Next came a closely related newsclip. In New York a panel of educators recommended that the social studies curriculum for the state’s schoolchildren be “broadly revised to place much greater emphasis on the roles of nonwhite cultures in American life,” according to an article in The New York Times . The report is titled “One Nation, Many Peoples: A Declaration of Cultural Interdependence.” Among other things, it says that “previous ideals of assimilation to an Anglo-American model” are being “set aside”; and that many people are “no longer comfortable with the requirement … that they shed their specific cultural differences in order to be considered American.”

It also recommended that the approach to social studies “shift the emphasis from the mastery of information to the development of fundamental tools, concepts and intellectual processes that make people learners who can approach knowledge in a variety of ways.”

While I was pondering this, the third story hit my desk. This was a release from the National Endowment for the Humanities: “National Achievement Tests Reveal Other Countries’ High Standards.” Enclosed was a sampling of what are essentially college-entrance history exams for European students. The material was enlightening and sobering.

French youngsters were asked for a four-hour essay on one of three topics: Soviet domestic policies; resistance to the Nazis in Europe; or presidential power and the Constitution in United States foreign and domestic policy since 1945.

In England and Wales 1989 candidates for the General Certificate of Secondary Education (comparable to our high school diploma) got two hours for three essays on selected topics in British history from 1485 to 1714, including religious wars, changes in agriculture, colonization, and the rise of Parliament. Questions included “Why did James 1 find it more difficult than Elizabeth I to deal with the House of Commons?” and “How might doctors in England in the mid-seventeenth century have reacted to Harvey’s discovery of the circulation of the blood?”

University-bound German students take an exam called the Abitur , whose contents vary in the different states of the republic. Bavaria allowed three and a half hours for two essays from six topic areas: German nationalism in the period from 1830 to 1848, the origins of German industrial society, the Germany of the kaiser and the Great Powers, the Weimar Republic, National Socialism, and Germany “in the context of the global political constellations of the postwar period”—as lumbering a way as I know to say “the Cold War.”

What struck me was that French, British, and German educational authorities seemed in clear agreement on what history was all about. Its major subject was the nation-state. The organizing questions were: How did a particular nation come into being, how was it governed, how did it make a living, how did it get on with the rest of the world, what were its dominant ideas? In sum, the old bread-and-butter staples of political, economic, diplomatic, and military history with a bit of culture added.

There’s an official consensus about history on the other side of the Atlantic that’s lacking here. I believe that this absence helps (and only helps) explain the well-recorded and disturbing ignorance of the past shown by American students.
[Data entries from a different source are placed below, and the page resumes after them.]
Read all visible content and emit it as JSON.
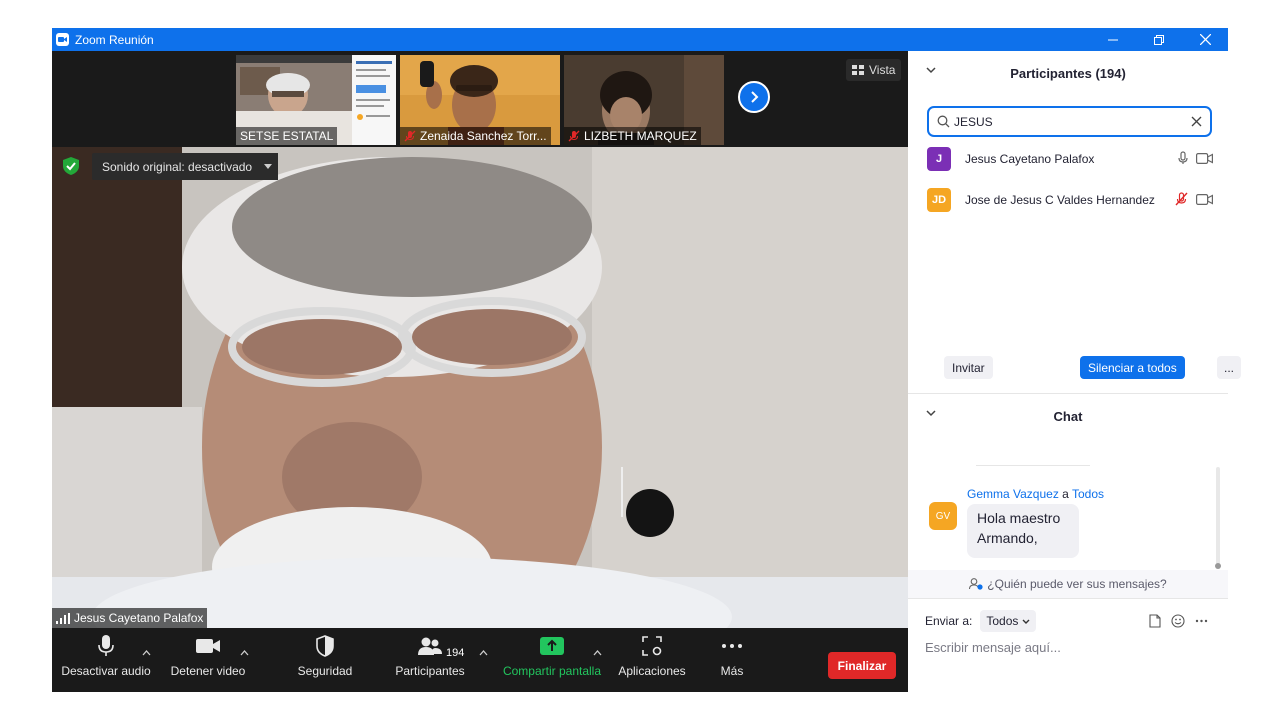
{
  "window": {
    "title": "Zoom Reunión"
  },
  "strip": {
    "thumbs": [
      {
        "name": "SETSE ESTATAL"
      },
      {
        "name": "Zenaida Sanchez Torr..."
      },
      {
        "name": "LIZBETH MARQUEZ"
      }
    ],
    "view_label": "Vista"
  },
  "main": {
    "sound_label": "Sonido original: desactivado",
    "speaker": "Jesus Cayetano Palafox"
  },
  "toolbar": {
    "mute": "Desactivar audio",
    "video": "Detener video",
    "security": "Seguridad",
    "participants": "Participantes",
    "participants_count": "194",
    "share": "Compartir pantalla",
    "apps": "Aplicaciones",
    "more": "Más",
    "end": "Finalizar"
  },
  "participants_panel": {
    "title": "Participantes (194)",
    "search_value": "JESUS",
    "rows": [
      {
        "initials": "J",
        "name": "Jesus Cayetano Palafox",
        "color": "#7b2fb5"
      },
      {
        "initials": "JD",
        "name": "Jose de Jesus C Valdes Hernandez",
        "color": "#f5a623"
      }
    ],
    "invite": "Invitar",
    "mute_all": "Silenciar a todos",
    "more": "..."
  },
  "chat": {
    "title": "Chat",
    "sender": "Gemma Vazquez",
    "sender_to_word": "a",
    "sender_to": "Todos",
    "sender_initials": "GV",
    "message_line1": "Hola maestro",
    "message_line2": "Armando,",
    "who_can_see": "¿Quién puede ver sus mensajes?",
    "send_to_label": "Enviar a:",
    "send_to_value": "Todos",
    "input_placeholder": "Escribir mensaje aquí..."
  },
  "colors": {
    "accent": "#0e71eb",
    "end": "#e02828",
    "share": "#22c55e"
  }
}
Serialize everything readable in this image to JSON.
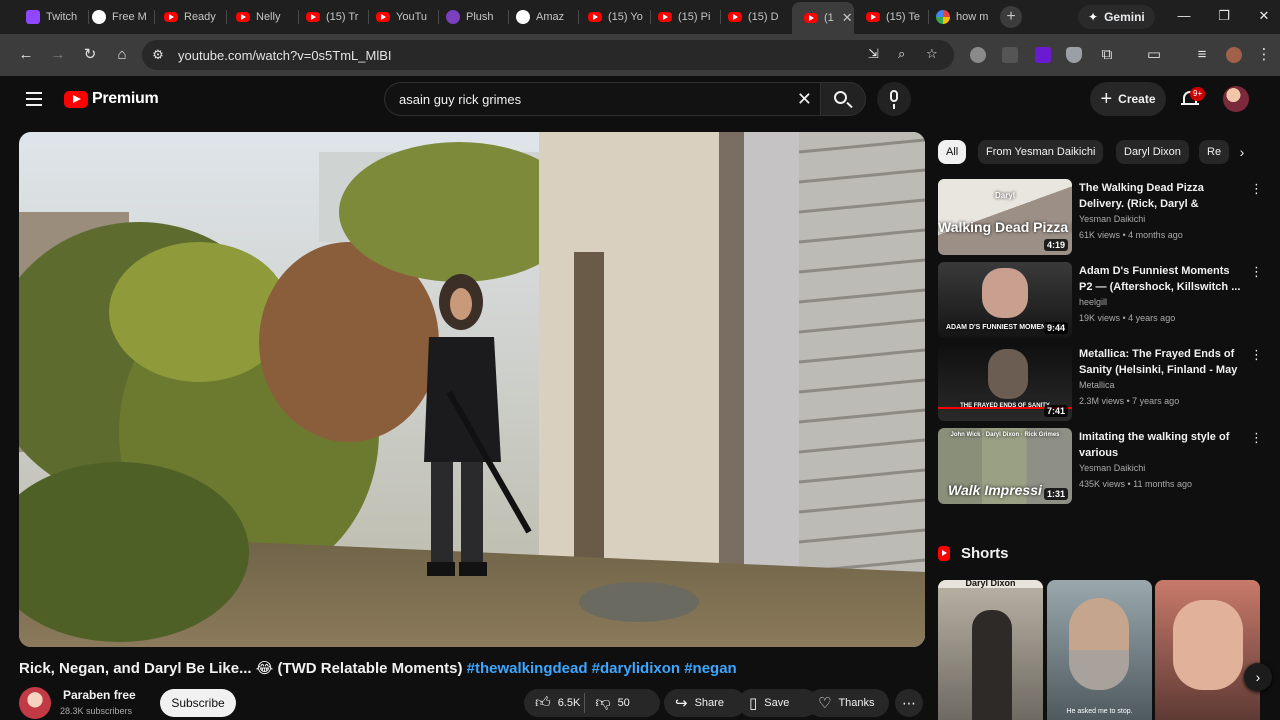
{
  "browser": {
    "tabs": [
      {
        "label": "Twitch",
        "fav": "twitch"
      },
      {
        "label": "Free M",
        "fav": "round"
      },
      {
        "label": "Ready",
        "fav": "yt"
      },
      {
        "label": "Nelly",
        "fav": "yt"
      },
      {
        "label": "(15) Tr",
        "fav": "yt"
      },
      {
        "label": "YouTu",
        "fav": "yt"
      },
      {
        "label": "Plush",
        "fav": "plush"
      },
      {
        "label": "Amaz",
        "fav": "amz"
      },
      {
        "label": "(15) Yo",
        "fav": "yt"
      },
      {
        "label": "(15) Pi",
        "fav": "yt"
      },
      {
        "label": "(15) D",
        "fav": "yt"
      },
      {
        "label": "(1",
        "fav": "yt"
      },
      {
        "label": "(15) Te",
        "fav": "yt"
      },
      {
        "label": "how m",
        "fav": "google"
      }
    ],
    "gemini_label": "Gemini",
    "url": "youtube.com/watch?v=0s5TmL_MlBI"
  },
  "header": {
    "logo_text": "Premium",
    "search_value": "asain guy rick grimes",
    "create_label": "Create",
    "notification_count": "9+"
  },
  "video": {
    "title": "Rick, Negan, and Daryl Be Like... 😂 (TWD Relatable Moments)",
    "hashtags": [
      "#thewalkingdead",
      "#darylidixon",
      "#negan"
    ],
    "channel_name": "Paraben free",
    "subscribers": "28.3K subscribers",
    "subscribe_label": "Subscribe",
    "likes": "6.5K",
    "dislikes": "50",
    "share_label": "Share",
    "save_label": "Save",
    "thanks_label": "Thanks"
  },
  "sidebar": {
    "chips": [
      "All",
      "From Yesman Daikichi",
      "Daryl Dixon",
      "Re"
    ],
    "recommendations": [
      {
        "title": "The Walking Dead Pizza Delivery. (Rick, Daryl & Negan)...",
        "channel": "Yesman Daikichi",
        "meta": "61K views • 4 months ago",
        "duration": "4:19",
        "thumb_text": "Walking Dead Pizza Delivery",
        "thumb_tag": "Daryl"
      },
      {
        "title": "Adam D's Funniest Moments P2 — (Aftershock, Killswitch ...",
        "channel": "heelgill",
        "meta": "19K views • 4 years ago",
        "duration": "9:44",
        "thumb_text": "ADAM D'S FUNNIEST MOMENTS P"
      },
      {
        "title": "Metallica: The Frayed Ends of Sanity (Helsinki, Finland - May ...",
        "channel": "Metallica",
        "meta": "2.3M views • 7 years ago",
        "duration": "7:41",
        "thumb_text": "THE FRAYED ENDS OF SANITY"
      },
      {
        "title": "Imitating the walking style of various characters.#darylidixo...",
        "channel": "Yesman Daikichi",
        "meta": "435K views • 11 months ago",
        "duration": "1:31",
        "thumb_text": "Walk Impressi",
        "thumb_tags": [
          "John Wick",
          "Daryl Dixon",
          "Rick Grimes"
        ]
      }
    ],
    "shorts_label": "Shorts",
    "shorts": [
      {
        "caption_top": "Daryl Dixon",
        "caption": ""
      },
      {
        "caption_top": "",
        "caption": "He asked me to stop."
      },
      {
        "caption_top": "",
        "caption": ""
      }
    ]
  },
  "colors": {
    "background": "#0f0f0f",
    "accent_red": "#ff0000",
    "hashtag_blue": "#3ea6ff"
  }
}
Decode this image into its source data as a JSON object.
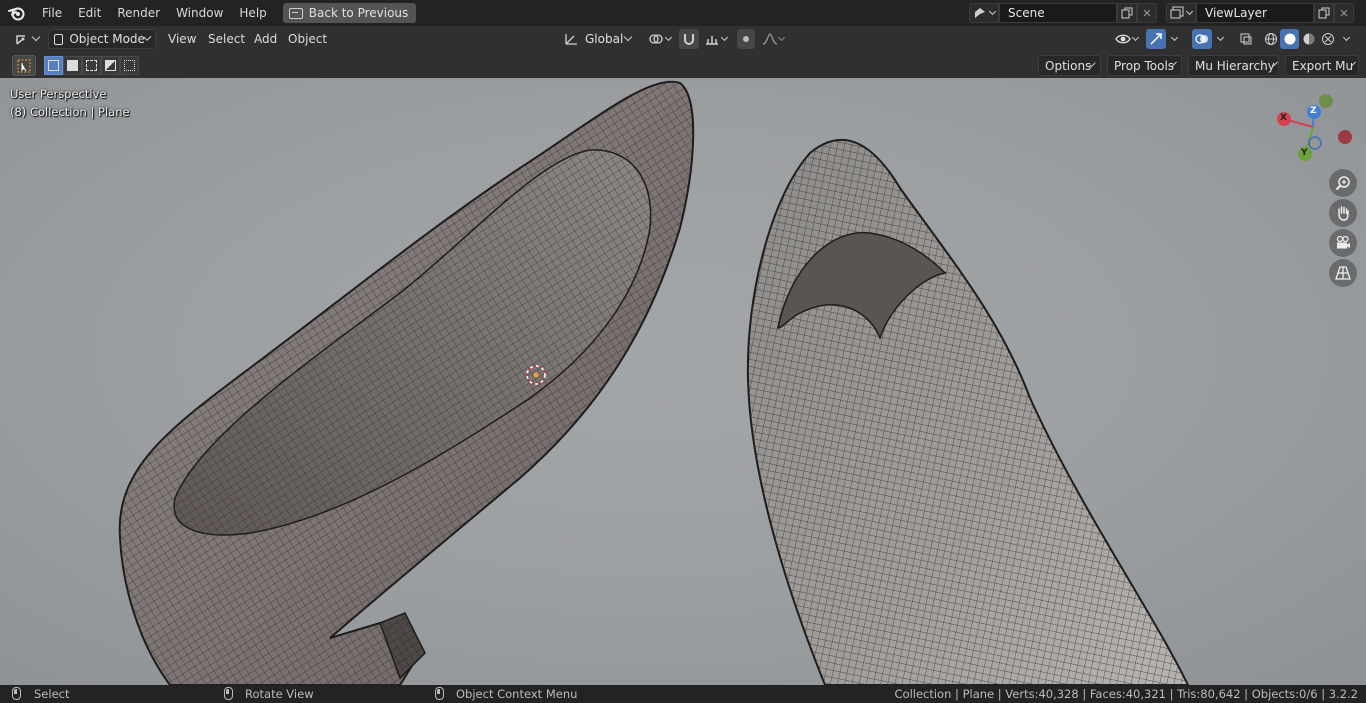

It is hard to set and enforce standards of historical knowledge when there’s no pedagogical agreement on what “history” embraces or why it’s taught.

There once was an American consensus, but it has become badly frayed. How that happened is a long and important story that may be illuminated by a little background.

“The American past” that some of us remember from lessons we studied as long as fifty years ago was itself a kind of social invention. It dates roughly from the period 1890 to 1920, and it was the work of a band of scholars—Turner, Channing, Beard, Hart, Dunning, and others—now remembered mainly by graduate students in history. They themselves were once graduate students, the first generation of “scientifically trained” historians with Ph.D.’s. They fused the McGuffey Reader stories of individual American valor and character, plus the holiday orations, poems, and legends, into a strictly factual, cohesive narrative that followed the emerging “laws” of historical development.